*** Begin section ***

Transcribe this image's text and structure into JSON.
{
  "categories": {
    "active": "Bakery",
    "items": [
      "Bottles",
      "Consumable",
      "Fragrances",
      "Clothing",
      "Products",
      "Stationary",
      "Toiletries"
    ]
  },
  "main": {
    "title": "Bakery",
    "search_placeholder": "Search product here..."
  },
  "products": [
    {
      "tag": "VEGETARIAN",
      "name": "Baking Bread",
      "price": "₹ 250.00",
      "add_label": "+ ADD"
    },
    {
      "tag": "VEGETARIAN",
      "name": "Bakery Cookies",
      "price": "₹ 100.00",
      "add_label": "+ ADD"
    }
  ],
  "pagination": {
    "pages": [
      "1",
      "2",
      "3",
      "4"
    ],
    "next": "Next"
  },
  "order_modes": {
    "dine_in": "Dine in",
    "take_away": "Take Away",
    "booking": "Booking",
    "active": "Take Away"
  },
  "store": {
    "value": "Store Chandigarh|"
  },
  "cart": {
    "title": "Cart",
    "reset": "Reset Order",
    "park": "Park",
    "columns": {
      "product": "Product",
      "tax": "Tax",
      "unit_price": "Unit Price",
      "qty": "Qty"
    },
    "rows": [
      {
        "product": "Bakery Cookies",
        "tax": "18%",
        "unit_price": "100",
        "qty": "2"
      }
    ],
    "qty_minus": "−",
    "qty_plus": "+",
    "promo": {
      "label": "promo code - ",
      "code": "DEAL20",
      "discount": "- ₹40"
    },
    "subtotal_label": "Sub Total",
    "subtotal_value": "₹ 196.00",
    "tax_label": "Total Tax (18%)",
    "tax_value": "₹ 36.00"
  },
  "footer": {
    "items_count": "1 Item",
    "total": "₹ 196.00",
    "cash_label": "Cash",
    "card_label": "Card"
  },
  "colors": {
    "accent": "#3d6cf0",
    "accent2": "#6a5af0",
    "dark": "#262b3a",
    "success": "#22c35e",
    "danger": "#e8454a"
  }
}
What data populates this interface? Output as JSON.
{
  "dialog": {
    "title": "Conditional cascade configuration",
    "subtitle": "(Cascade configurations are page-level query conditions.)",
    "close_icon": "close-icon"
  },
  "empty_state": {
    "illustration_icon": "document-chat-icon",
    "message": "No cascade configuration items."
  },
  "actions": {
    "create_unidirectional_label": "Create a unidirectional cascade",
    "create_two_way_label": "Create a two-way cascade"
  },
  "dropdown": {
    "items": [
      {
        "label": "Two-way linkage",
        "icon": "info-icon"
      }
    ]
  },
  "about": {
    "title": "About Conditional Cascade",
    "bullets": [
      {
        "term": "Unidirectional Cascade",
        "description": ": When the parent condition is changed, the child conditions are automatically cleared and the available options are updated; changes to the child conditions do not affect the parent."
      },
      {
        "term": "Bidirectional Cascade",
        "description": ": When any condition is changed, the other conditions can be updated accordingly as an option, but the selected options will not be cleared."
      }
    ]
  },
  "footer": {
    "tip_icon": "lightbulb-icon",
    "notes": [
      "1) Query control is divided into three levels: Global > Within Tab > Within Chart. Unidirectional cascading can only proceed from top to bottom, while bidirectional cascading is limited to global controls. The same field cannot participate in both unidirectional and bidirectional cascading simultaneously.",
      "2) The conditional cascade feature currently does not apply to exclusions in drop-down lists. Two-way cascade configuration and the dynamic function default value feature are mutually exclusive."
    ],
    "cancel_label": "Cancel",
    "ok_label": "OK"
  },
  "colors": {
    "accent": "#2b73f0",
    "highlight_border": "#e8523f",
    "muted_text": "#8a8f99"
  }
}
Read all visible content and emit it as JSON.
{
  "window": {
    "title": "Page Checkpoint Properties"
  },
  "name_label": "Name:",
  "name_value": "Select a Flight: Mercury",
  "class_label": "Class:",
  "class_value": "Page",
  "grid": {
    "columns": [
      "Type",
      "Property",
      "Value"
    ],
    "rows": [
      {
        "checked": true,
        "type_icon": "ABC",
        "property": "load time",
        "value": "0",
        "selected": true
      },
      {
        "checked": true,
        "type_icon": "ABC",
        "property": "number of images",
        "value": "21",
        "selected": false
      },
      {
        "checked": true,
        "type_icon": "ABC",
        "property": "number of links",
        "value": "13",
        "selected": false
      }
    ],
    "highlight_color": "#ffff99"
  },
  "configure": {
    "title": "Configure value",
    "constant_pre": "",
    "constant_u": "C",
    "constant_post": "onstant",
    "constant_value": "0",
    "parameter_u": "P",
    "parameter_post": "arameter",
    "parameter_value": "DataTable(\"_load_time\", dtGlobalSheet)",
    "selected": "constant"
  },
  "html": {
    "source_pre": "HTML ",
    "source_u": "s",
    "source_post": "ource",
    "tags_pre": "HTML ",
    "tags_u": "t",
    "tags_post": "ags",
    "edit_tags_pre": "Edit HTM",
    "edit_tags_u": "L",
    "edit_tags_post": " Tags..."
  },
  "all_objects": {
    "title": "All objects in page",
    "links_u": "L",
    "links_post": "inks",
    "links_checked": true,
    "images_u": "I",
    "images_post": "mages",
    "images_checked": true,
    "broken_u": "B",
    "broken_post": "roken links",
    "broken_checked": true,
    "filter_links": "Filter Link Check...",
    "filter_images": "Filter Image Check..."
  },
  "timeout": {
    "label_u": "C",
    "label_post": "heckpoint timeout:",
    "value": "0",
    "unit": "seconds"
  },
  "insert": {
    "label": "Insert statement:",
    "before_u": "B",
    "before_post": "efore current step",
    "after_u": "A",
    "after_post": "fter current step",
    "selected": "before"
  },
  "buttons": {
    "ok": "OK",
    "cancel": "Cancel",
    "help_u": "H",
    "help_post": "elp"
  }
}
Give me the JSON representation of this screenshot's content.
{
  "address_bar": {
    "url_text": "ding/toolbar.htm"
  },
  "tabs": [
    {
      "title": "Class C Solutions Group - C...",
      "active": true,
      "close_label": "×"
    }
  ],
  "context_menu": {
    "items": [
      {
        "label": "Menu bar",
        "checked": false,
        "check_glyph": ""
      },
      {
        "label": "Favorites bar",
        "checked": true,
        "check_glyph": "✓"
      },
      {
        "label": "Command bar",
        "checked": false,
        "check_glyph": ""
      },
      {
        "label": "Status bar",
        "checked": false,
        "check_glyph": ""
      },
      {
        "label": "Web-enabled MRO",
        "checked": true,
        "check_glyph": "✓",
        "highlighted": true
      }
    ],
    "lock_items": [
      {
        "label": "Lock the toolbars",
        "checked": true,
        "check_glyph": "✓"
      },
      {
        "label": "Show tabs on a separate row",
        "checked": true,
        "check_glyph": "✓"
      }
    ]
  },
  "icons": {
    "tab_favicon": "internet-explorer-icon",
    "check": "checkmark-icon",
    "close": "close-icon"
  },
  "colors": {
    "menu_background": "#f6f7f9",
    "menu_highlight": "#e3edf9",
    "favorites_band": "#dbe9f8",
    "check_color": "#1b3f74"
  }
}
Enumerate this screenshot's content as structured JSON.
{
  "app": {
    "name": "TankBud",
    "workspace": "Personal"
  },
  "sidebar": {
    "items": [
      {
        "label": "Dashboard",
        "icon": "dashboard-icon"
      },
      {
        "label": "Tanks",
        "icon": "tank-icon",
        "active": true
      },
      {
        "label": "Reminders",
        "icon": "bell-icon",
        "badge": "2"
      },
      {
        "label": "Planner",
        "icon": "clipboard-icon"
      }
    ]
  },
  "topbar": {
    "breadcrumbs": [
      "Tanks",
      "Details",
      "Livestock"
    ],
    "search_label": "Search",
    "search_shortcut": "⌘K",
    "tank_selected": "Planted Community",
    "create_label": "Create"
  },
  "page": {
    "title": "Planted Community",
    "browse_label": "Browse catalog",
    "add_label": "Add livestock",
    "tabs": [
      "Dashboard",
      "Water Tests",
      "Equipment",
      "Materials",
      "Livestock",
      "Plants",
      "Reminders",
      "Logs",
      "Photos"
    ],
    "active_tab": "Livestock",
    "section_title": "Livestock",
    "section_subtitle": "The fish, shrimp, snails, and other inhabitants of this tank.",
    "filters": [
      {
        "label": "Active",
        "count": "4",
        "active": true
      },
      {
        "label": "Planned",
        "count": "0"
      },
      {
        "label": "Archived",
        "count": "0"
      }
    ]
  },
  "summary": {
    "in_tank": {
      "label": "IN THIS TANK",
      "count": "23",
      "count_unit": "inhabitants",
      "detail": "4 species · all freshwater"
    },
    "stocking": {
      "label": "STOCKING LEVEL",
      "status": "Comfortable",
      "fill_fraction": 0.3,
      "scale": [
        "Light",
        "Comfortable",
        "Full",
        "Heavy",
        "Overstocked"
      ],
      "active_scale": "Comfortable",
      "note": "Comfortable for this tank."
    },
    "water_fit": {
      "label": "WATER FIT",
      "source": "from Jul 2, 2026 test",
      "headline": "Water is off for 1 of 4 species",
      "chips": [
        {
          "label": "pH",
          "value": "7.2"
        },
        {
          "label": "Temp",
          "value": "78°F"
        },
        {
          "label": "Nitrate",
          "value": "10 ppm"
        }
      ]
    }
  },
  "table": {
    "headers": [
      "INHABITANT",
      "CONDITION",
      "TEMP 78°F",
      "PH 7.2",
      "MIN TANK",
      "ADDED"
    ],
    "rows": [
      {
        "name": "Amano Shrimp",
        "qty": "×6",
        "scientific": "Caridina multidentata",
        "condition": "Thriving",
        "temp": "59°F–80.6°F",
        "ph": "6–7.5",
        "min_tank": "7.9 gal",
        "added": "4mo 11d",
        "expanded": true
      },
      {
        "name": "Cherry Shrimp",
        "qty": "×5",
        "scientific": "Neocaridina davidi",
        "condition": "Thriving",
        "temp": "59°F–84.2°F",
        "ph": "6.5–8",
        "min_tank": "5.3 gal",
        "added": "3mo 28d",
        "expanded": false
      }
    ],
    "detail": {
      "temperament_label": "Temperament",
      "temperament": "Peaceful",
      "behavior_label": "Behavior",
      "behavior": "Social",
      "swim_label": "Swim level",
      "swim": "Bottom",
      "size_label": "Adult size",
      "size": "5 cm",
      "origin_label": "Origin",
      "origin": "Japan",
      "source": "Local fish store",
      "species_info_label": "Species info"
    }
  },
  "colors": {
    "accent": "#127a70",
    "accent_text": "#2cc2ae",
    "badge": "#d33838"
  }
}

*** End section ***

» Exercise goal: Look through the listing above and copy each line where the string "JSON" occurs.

» Response box:
Transcribe this image's text and structure into JSON.
What data populates this interface? Output as JSON.
Read all visible content and emit it as JSON.
Give me the JSON representation of this screenshot's content.
Enumerate this screenshot's content as structured JSON.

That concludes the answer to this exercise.